Alternatively, if Labour were to win the next election, which could turn out to be before May 2015 if the Act were repealed, would Jack Straw MP (or possibly Baron Straw of Somewhere-in-Essex) be a member of Miliband’s Cabinet? In this case Brentwood School could keep its position ahead of Eton College for years - which would be a fitting memorial to the post-war educational experiment of the direct-grant grammar schools. Their entry was, of course, based on intellectual ability (in the admittedly flawed 11+ exams) rather than on parental ability to pay. So not so startling that one of them, in the decades after their abolition, should have educated top politicians in both main parties. And splendidly ironic if the record stands because of an indiscretion by a Labour OE who happened to be Chancellor of the Exchequer at the time the direct-grant system came into being!

Two final points. Firstly, it’s just as well that not many people read this blog, or I might have consigned Andrew Lansley to the backbenches at the next reshuffle! Secondly, examination of the educational backgrounds of Labour Cabinet members up to 1945 revealed that more than might be expected had been to Winchester and Rugby. The absence of alumni of the former in particular from the top of current politics is intriguing.

18 JULY 2014

Oh, dear!  On 14 July Andrew Lansley left the coalition Cabinet as part of Cameron's removal of the "male, stale and pale" from the front rank of Tory ministers in the months remaining before the election. Floreat Etona, of course.


  1. But did not Hugh Dalton (1887-1962), the Labour Chancellor of the Exchequer succeeded by Cripps, attend Eton? (David Martin)

    1. Please see the Addendum dated 22 November.

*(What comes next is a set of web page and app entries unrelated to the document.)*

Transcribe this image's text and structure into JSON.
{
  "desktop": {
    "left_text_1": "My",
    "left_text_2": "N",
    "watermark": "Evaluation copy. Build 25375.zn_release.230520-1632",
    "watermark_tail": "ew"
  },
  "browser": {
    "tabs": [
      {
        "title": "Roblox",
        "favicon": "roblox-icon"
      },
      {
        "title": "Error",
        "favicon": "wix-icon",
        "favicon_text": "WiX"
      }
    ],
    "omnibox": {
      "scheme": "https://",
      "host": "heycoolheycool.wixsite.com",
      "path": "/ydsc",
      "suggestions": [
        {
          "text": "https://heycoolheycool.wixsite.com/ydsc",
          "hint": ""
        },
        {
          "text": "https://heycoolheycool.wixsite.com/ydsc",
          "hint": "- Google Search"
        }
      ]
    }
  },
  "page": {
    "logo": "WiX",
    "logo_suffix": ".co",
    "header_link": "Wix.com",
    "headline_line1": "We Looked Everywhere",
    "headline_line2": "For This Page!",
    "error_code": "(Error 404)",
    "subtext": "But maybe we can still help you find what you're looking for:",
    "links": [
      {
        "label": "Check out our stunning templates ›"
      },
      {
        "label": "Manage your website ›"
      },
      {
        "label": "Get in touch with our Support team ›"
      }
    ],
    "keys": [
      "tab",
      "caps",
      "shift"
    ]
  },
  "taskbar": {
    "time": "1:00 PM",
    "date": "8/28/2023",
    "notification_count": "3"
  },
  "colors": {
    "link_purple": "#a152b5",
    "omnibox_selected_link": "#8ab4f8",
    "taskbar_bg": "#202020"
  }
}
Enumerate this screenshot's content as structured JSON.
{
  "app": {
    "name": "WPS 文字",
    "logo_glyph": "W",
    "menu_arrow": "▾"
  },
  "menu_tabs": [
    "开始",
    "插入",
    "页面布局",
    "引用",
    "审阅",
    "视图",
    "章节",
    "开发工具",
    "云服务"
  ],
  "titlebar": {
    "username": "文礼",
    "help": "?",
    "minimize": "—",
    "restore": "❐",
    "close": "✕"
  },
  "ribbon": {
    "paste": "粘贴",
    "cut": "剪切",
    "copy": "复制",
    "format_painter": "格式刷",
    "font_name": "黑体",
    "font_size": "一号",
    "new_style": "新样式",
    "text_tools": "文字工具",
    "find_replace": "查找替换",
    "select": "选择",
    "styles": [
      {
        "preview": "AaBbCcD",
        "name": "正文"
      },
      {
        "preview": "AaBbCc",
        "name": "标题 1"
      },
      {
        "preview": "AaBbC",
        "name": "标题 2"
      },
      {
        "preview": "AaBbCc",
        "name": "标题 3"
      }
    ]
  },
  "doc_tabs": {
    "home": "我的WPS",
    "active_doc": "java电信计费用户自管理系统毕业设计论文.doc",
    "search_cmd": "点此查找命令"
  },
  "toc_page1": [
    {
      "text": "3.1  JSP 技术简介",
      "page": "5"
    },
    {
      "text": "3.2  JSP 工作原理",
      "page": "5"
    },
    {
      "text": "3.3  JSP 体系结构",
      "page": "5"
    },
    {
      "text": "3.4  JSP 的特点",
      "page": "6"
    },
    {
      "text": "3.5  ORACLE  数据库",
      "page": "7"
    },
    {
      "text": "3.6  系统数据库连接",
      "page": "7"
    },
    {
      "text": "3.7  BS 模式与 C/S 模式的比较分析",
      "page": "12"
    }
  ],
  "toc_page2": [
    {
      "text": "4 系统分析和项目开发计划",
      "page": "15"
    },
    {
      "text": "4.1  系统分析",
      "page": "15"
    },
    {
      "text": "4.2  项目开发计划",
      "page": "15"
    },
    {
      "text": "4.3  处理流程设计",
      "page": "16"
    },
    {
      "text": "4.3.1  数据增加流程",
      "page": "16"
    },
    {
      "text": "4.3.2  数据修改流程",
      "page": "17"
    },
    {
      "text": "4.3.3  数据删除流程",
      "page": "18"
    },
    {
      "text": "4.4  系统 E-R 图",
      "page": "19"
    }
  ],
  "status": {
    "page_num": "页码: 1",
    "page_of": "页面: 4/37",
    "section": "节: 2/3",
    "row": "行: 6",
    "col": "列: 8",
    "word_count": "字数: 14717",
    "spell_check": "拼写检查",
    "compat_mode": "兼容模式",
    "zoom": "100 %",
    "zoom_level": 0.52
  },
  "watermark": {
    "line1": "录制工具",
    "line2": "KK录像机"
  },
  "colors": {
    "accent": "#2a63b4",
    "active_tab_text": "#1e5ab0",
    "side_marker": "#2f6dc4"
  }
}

  2. "Was there another Etonian in the Attlee cabinet? – I suspect not!" Yet indeed there was: Lord Pakenham, later better known as Lord Longford, appointed as Minister of Civil Aviation, with a seat in the Cabinet, on 31 May 1948. In the post-election reshuffle of February 1950 he retained the post but left the Cabinet, possibly to allow Dalton, who left the Duchy of Lancaster and became Minister of Town & Country Planning, to keep his Cabinet seat. But as you allowed for the eventuality of Dalton remaining in the Cabinet until the end of the Labour government in October 1951, the main Eton College/Brentwood School point is perhaps unaffected. (DM)

  3. Thank you once again for your comments. Clearly I should have said "hope" not "suspect"! I have now replaced the original post and hope that the conclusion remains robust.

  4. Before making any comment, I should have checked more systematically, but forgive a third amendment.
    From the formation of Attlee’s government until April 1947 Lord Pethick-Lawrence (1871-1961), an OE, was in the Cabinet as Secretary of State for India and Burma. He was succeeded by the Earl of Listowel (1906–1997), who, according to the ODNB, ‘became a socialist during his schooldays at Eton College, having been deeply affected by the sight of ragged children playing barefoot in the street near Bryanston Square.’ He remained in the Cabinet until January 1948 when Burma became an independent republic.
    Compared with earlier and more recent Cabinets, the ministers Attlee presided over had a very wide range of social, political and economic experiences. Incidentally, after Tam Dalyell, who is mentioned as a Labour MP and OE, left the Commons the only Labour OE was Mark Fisher, who sat for Stoke from 1983 to 2010 and was Arts minister in Blair’s first government until he showed himself to be too independent-minded.

    1. Again, many thanks and I have updated the Table accordingly. Eton's sense of noblesse oblige seems to have waned in the last half century.